### The data
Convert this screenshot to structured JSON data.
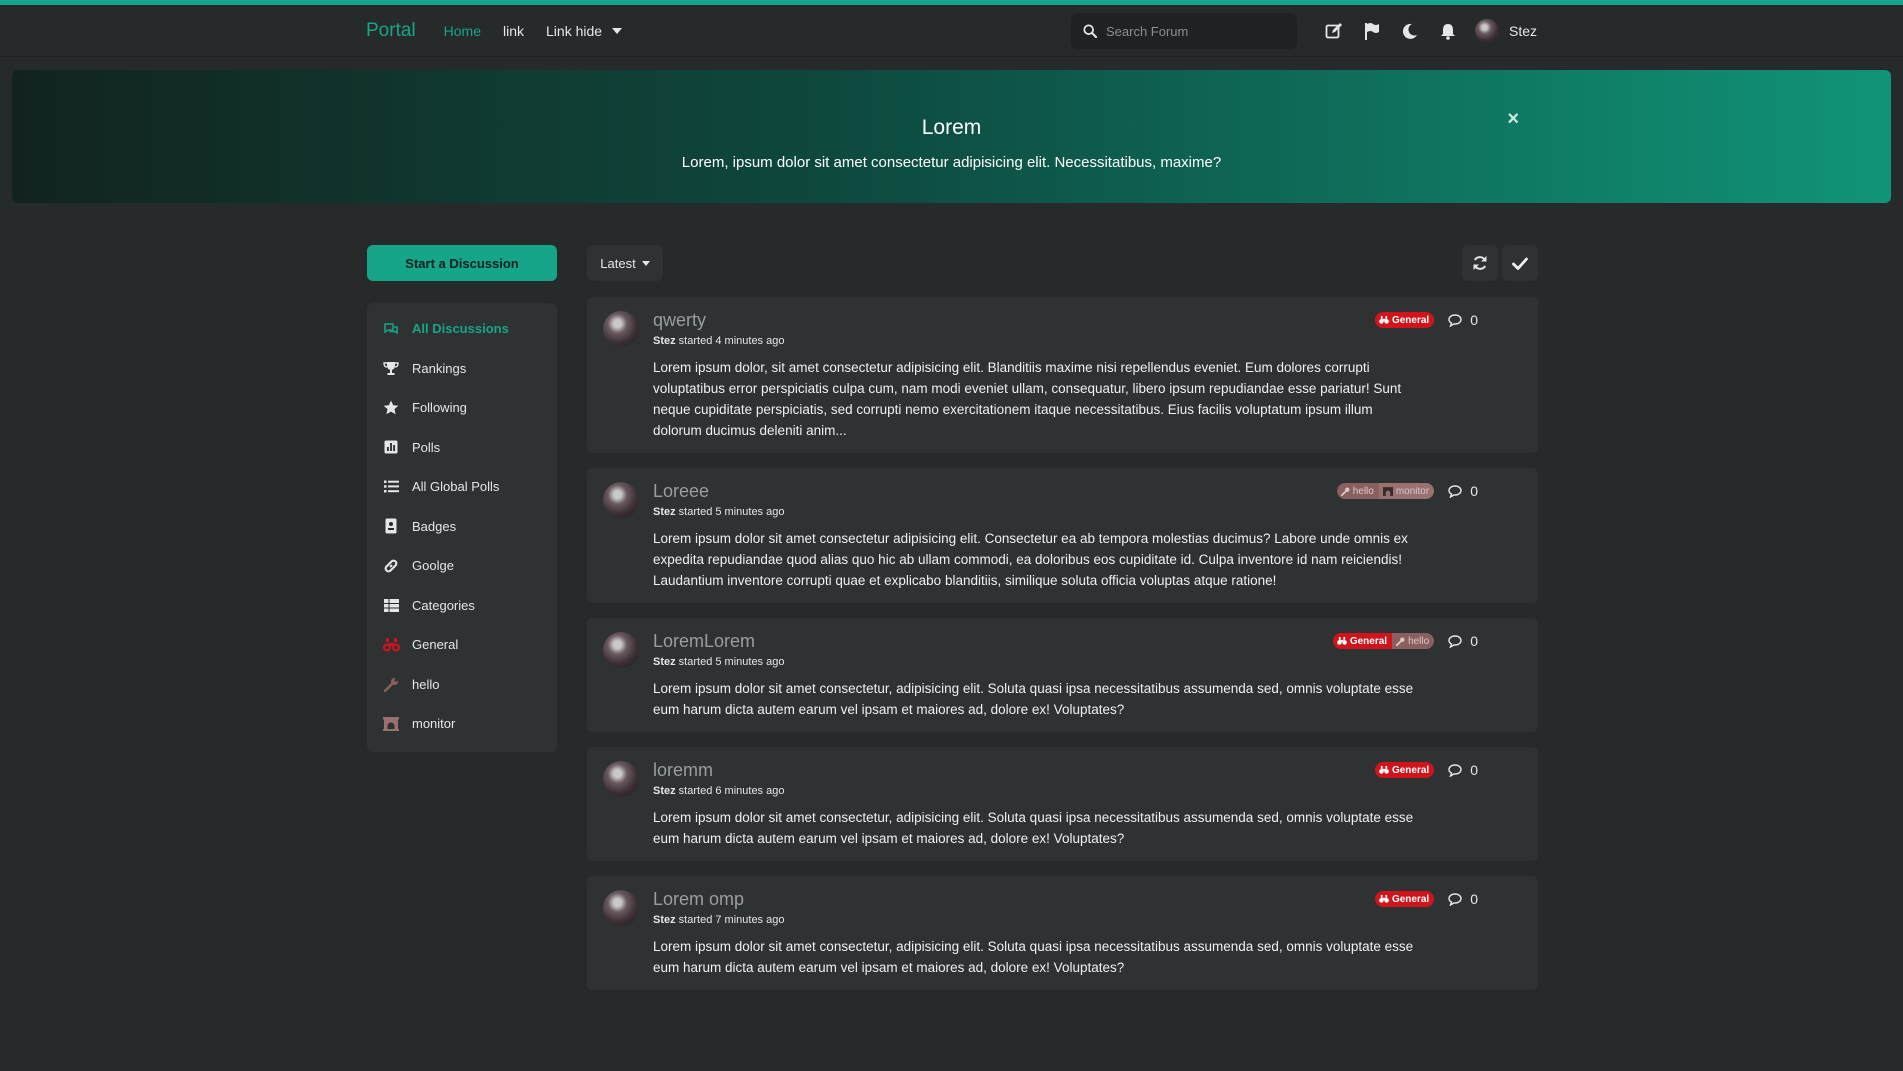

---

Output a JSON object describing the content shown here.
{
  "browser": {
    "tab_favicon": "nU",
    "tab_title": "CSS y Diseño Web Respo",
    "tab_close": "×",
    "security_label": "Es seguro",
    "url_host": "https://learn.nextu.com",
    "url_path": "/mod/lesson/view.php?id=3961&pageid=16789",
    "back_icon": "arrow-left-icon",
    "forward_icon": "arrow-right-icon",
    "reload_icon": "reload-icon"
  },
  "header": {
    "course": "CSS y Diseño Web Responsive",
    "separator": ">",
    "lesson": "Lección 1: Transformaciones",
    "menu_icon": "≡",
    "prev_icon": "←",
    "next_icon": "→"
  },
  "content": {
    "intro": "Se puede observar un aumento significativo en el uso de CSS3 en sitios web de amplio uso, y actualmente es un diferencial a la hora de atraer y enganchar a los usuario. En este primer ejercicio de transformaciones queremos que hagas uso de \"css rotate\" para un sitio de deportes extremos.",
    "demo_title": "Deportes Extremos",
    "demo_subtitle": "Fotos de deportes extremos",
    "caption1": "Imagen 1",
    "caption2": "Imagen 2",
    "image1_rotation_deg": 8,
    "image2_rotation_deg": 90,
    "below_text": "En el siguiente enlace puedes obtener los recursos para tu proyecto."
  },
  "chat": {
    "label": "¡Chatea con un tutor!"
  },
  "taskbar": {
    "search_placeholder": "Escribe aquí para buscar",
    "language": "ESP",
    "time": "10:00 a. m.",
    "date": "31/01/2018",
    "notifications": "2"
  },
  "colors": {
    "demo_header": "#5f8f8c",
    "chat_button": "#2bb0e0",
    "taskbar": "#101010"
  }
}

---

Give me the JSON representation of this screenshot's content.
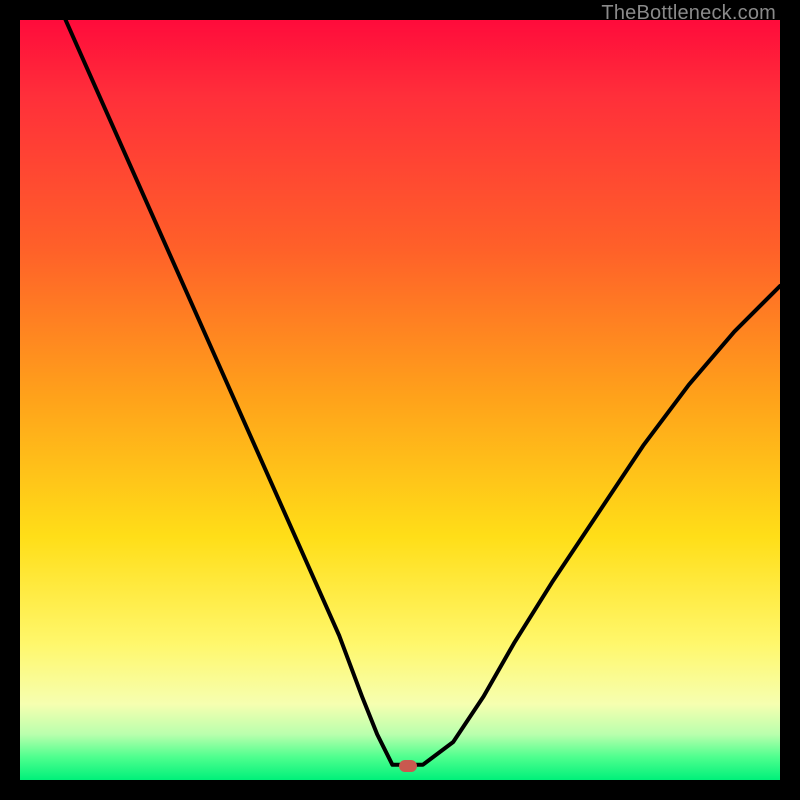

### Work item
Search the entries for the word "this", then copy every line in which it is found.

### Written response
Convert this screenshot to structured JSON data.
Give me the JSON representation of this screenshot's content.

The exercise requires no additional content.